Plantinga, surprisingly, would agree with this:
“The propositions that I accept in this basic way are the foundations of my structure of beliefs---my ‘noetic structure,’ as I shall call it for ease of reference. And according to the foundationalist, in an acceptable, properly formed noetic structure, every proposition is either in the foundations or believed on the evidential basis of other propositions. Indeed, this much is trivially true; a proposition is in the foundations of my noetic structure if and only if it is basic for me, and it is basic for me if and only if I don’t accept it on the evidential basis of other propositions. This much of foundationalism should be uncontroversial and accepted by all” (Warranted Christian Belief, page 83).
We’ve discussed the need to form evidence from universal propositions that are known and understood by mankind. Next on the list, however, is to tackle the question of why rationality requires evidence. Plantinga places the question before us:
“Further, why would rational justification, whatever precisely it is, require evidence? What is the connection between evidence and justification? And if the latter does require evidence, why would that evidence have to take the form of arguments (deductive or probabilistic), evidence from other propositions one already believes?” (Warranted Christian Belief, page 70)
I’ve already stated that evidence would have to come from known propositions because as humanity, our society is foundational: it is built upon certain things that, when proven true and later assumed, allow us to add to the foundations and develop complex structures and technological advances, etc. Next though is, why do we even need evidence to be rational? Let’s use my courtroom trial analogy from my last post.
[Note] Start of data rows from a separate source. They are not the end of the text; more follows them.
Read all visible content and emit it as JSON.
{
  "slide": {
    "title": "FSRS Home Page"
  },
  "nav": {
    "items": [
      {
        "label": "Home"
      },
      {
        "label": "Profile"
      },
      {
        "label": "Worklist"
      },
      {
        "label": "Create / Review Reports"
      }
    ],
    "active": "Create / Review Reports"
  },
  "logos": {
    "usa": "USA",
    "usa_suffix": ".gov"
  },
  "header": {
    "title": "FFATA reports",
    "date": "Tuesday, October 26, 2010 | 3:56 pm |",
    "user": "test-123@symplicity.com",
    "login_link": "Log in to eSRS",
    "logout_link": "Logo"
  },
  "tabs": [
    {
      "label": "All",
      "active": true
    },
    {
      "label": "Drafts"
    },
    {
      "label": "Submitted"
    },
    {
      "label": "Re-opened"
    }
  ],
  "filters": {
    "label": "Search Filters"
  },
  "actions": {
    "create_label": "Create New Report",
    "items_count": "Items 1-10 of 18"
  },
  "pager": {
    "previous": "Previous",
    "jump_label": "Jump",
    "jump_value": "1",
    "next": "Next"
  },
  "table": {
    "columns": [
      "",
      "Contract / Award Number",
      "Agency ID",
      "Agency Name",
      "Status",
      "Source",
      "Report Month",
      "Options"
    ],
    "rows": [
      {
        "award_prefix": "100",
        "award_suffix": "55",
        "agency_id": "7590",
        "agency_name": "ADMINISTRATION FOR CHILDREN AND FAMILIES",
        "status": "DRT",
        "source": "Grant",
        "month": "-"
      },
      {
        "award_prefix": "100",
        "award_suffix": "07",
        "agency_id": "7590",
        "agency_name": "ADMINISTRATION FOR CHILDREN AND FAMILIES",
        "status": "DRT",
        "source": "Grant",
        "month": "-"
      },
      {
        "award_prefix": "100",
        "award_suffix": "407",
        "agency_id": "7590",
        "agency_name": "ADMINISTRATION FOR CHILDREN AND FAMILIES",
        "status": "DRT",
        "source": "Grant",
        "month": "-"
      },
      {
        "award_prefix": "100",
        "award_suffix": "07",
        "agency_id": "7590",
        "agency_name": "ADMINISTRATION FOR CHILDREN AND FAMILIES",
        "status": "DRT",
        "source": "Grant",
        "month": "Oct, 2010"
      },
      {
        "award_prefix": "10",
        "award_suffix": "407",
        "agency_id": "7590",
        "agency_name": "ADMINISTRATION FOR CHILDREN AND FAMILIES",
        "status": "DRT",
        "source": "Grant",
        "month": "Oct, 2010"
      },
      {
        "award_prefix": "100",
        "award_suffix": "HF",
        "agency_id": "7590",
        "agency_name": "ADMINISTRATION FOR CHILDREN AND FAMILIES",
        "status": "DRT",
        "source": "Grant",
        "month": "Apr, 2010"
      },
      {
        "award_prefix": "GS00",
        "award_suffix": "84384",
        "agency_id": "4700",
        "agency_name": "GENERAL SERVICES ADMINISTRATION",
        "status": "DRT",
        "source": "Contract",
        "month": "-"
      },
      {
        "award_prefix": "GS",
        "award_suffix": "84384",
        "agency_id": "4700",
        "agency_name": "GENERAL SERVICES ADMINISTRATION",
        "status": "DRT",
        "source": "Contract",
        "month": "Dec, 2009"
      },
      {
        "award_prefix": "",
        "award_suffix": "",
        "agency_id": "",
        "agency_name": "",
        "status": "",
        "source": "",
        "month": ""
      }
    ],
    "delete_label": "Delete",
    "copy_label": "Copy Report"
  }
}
Why is it that trials function the way they do? Who decided that evidence was needed to convict or acquit? I don’t know the person involved with setting up courtroom trials in this manner...but I do know that legal matters require evidence, and that this structure existed long before the Enlightenment (the Age that Dr. Plantinga will discuss at length in WCB). One only has to open the pages of the Old Testament in order to find it. For example, Exodus 18 is about Jethro, Moses’ father-in-law, who advises him to choose leaders from the tribes to judge cases within each tribe (see Exodus 18:13-26). If this isn’t convincing enough, there is a Book of Judges! And where did the justification for human judges come from? The idea that God Himself is a Judge and will judge His people (see Deut. 32:26; Hebrews 10:30). Even in the Mosaic Law, a man’s claim that his wife is not a virgin had to be validated with evidence. What evidence was this? The wife’s parents had to bring a cloth before the elders to determine whether she was a virgin. If she was, the elders fined her husband, gave the money to his parents, and forced him to stay with his wife and never divorce her all his days. Nonetheless, if the wife was guilty of adultery, she was to be stoned to death (see Deuteronomy 22:13-21).
As can be seen from the Old Testament evidence, no claim was validated without evidence. All claims that were deemed to either be true or false were labeled such on the basis of evidence. And all this was done because the Lord God was deemed Himself to be the Great Lawgiver and the Great Judge. If the Lord God allowed judges and judicial proceedings amongst His own people, and the Lord Himself is a Judge, then should we not view rationality through the eyes of the Great Judge Himself? Should we not be required to have evidence for our faith? Those who claim otherwise, such as proponents of Reformed Epistemology, struggle to read through the pages of Scripture. Perhaps this is why we find Reformed Epistemologists telling us that our epistemologies “should have good, philosophical merit” instead of combining philosophical merit with biblical faithfulness.